■ EXERCISE AIM: Using the records below, filter for lines that contain the string "icon" and copy them out.

── AVAILABLE RECORDS

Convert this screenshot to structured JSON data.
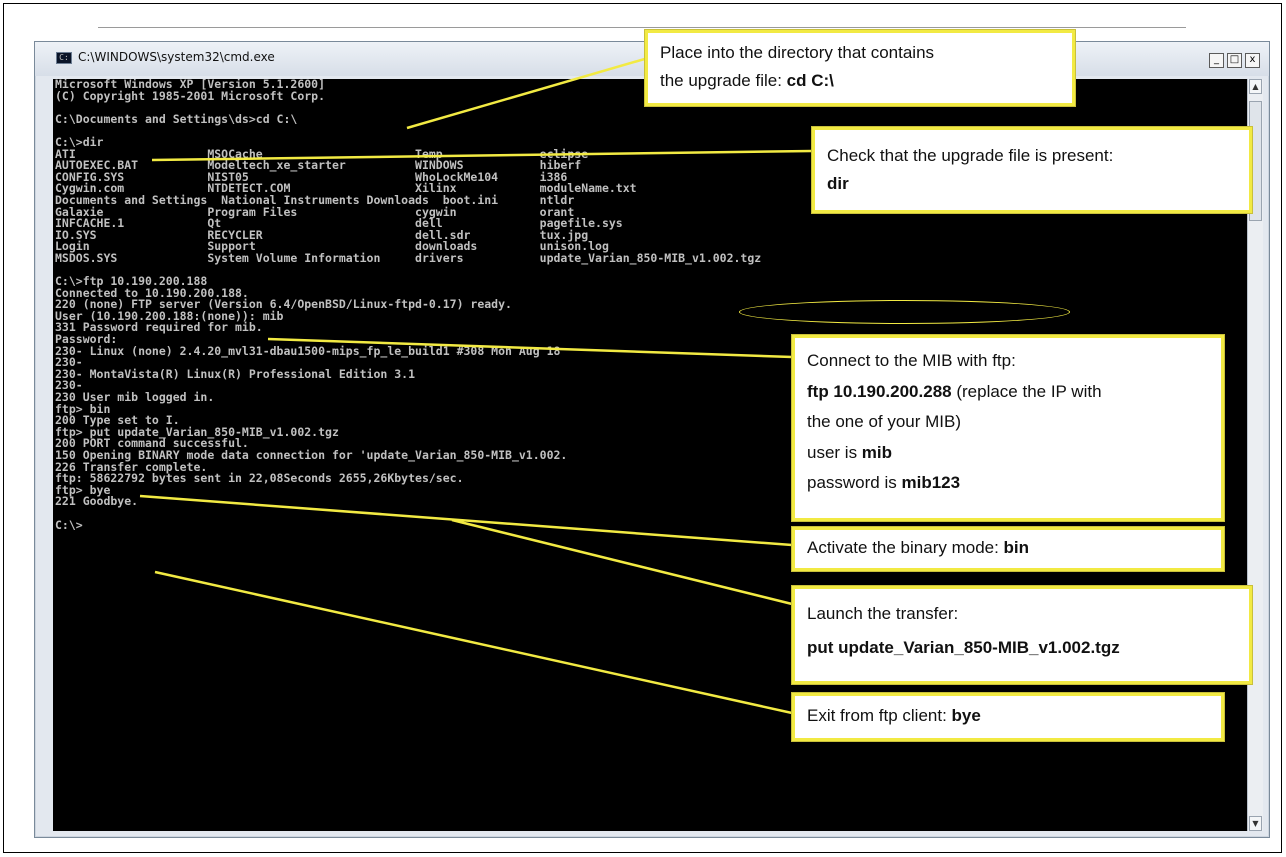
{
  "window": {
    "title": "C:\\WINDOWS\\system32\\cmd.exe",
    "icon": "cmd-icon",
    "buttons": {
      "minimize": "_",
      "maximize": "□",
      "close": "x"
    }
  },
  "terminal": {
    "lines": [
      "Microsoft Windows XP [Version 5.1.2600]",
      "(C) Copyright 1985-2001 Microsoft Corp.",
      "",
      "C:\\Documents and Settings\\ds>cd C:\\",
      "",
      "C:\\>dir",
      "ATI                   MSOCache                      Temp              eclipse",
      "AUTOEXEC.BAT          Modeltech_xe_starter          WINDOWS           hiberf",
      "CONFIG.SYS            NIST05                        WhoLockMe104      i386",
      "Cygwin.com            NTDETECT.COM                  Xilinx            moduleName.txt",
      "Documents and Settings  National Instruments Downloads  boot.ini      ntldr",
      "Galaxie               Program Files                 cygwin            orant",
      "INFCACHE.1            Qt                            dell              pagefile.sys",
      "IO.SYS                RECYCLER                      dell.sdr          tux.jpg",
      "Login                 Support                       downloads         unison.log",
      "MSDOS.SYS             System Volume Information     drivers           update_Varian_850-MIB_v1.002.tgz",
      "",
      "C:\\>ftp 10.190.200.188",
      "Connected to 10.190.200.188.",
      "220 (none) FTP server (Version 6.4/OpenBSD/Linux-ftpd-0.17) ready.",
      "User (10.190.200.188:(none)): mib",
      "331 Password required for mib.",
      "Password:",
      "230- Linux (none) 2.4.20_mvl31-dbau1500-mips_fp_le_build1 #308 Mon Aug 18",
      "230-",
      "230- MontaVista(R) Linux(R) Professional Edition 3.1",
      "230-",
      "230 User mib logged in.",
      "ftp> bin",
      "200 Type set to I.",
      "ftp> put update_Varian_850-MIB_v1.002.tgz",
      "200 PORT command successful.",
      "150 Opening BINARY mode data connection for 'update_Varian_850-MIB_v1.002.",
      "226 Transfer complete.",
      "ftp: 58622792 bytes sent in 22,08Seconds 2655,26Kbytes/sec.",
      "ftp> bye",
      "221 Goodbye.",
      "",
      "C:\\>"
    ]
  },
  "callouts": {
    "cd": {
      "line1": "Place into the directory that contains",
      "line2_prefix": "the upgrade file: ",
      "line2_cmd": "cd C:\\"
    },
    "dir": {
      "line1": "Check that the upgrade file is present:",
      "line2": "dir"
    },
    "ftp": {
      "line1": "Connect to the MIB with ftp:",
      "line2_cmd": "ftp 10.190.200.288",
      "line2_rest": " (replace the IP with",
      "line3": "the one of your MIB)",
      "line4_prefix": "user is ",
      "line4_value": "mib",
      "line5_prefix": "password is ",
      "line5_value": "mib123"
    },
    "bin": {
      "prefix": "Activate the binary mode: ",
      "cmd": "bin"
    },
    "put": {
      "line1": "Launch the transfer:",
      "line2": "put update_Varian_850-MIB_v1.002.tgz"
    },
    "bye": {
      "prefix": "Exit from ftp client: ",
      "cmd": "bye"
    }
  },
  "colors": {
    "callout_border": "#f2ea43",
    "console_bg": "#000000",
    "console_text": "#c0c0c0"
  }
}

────
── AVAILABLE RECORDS

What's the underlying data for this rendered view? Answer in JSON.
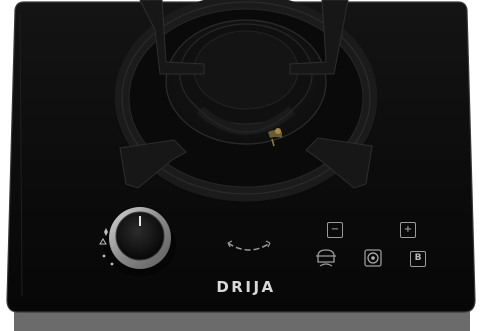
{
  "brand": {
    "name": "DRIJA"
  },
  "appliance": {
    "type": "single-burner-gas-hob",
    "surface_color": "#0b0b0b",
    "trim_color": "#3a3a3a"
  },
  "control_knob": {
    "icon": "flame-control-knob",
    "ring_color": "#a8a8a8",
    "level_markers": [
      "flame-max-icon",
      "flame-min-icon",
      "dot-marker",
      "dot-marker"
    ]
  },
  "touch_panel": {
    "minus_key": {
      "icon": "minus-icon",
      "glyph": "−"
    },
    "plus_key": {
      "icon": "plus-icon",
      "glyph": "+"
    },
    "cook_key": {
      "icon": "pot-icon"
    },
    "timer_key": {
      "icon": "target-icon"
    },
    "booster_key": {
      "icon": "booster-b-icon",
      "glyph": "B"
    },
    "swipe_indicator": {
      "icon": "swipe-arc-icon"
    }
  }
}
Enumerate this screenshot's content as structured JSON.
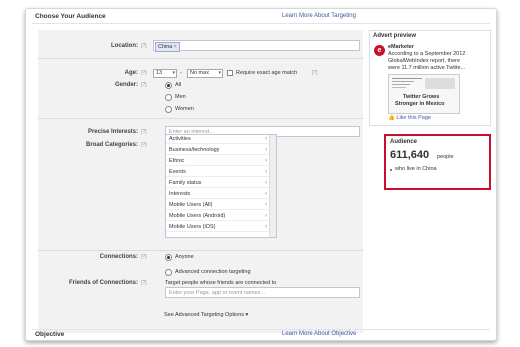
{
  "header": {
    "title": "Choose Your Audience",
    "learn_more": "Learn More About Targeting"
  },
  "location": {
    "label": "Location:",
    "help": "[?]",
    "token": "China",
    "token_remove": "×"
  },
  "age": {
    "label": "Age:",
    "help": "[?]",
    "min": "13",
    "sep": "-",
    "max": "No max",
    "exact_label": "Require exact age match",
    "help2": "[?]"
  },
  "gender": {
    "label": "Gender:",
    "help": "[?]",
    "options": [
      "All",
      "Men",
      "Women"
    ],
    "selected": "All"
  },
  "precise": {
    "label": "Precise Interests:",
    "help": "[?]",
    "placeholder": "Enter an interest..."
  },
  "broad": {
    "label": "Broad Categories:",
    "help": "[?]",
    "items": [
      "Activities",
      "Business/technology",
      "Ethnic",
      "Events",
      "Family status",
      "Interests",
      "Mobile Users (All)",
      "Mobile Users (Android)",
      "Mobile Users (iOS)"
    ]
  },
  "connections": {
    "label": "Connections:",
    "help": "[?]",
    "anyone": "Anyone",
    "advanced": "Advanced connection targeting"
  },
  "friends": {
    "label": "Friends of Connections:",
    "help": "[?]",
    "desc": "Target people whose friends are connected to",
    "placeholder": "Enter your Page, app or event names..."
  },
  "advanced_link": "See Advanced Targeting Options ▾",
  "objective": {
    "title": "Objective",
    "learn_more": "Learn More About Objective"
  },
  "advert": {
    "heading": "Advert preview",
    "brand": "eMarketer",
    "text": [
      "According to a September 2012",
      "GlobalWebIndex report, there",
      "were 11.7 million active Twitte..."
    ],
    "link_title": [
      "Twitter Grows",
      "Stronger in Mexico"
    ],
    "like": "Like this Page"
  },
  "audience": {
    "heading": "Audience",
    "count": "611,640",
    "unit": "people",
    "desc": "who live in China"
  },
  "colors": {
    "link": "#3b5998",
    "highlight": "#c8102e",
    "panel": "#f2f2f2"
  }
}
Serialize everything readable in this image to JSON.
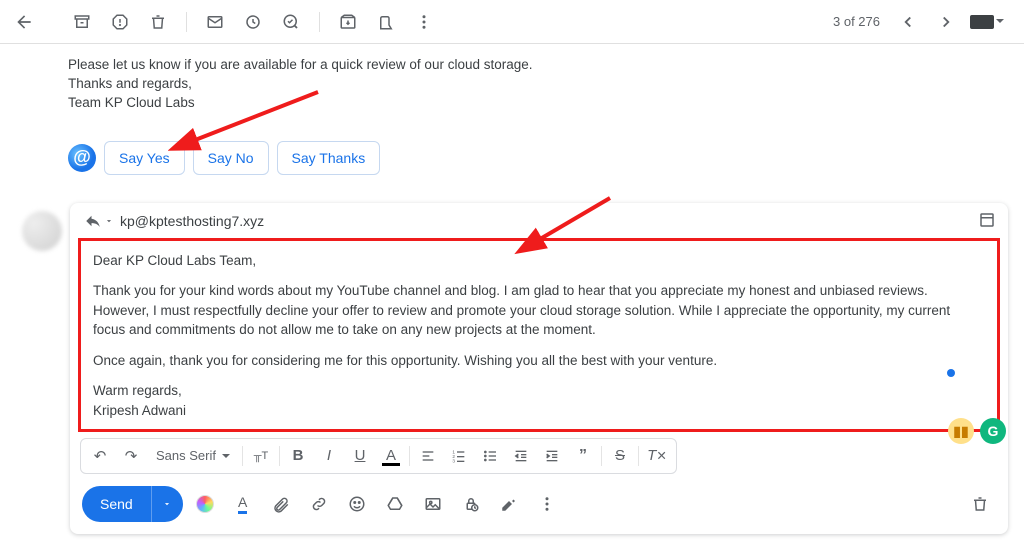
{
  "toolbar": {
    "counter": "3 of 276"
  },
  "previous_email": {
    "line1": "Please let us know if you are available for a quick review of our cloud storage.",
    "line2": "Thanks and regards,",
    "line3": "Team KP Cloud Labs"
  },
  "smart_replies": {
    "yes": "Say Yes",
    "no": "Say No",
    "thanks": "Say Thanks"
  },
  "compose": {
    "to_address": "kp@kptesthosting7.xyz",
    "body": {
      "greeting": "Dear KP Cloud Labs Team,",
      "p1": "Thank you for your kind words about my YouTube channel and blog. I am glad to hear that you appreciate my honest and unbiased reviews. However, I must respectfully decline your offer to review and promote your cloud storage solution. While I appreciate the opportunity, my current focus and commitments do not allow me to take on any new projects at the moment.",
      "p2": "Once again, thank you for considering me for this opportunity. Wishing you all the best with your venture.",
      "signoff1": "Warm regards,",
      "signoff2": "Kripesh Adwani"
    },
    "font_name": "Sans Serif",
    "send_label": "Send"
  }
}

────

■ WRITTEN RESPONSE:
    "icon": "cmd-icon",
    "icon": "flame-control-knob",
      "flame-max-icon",
      "flame-min-icon",
      "icon": "minus-icon",
      "icon": "plus-icon",
      "icon": "pot-icon"
      "icon": "target-icon"
      "icon": "booster-b-icon",
      "icon": "swipe-arc-icon"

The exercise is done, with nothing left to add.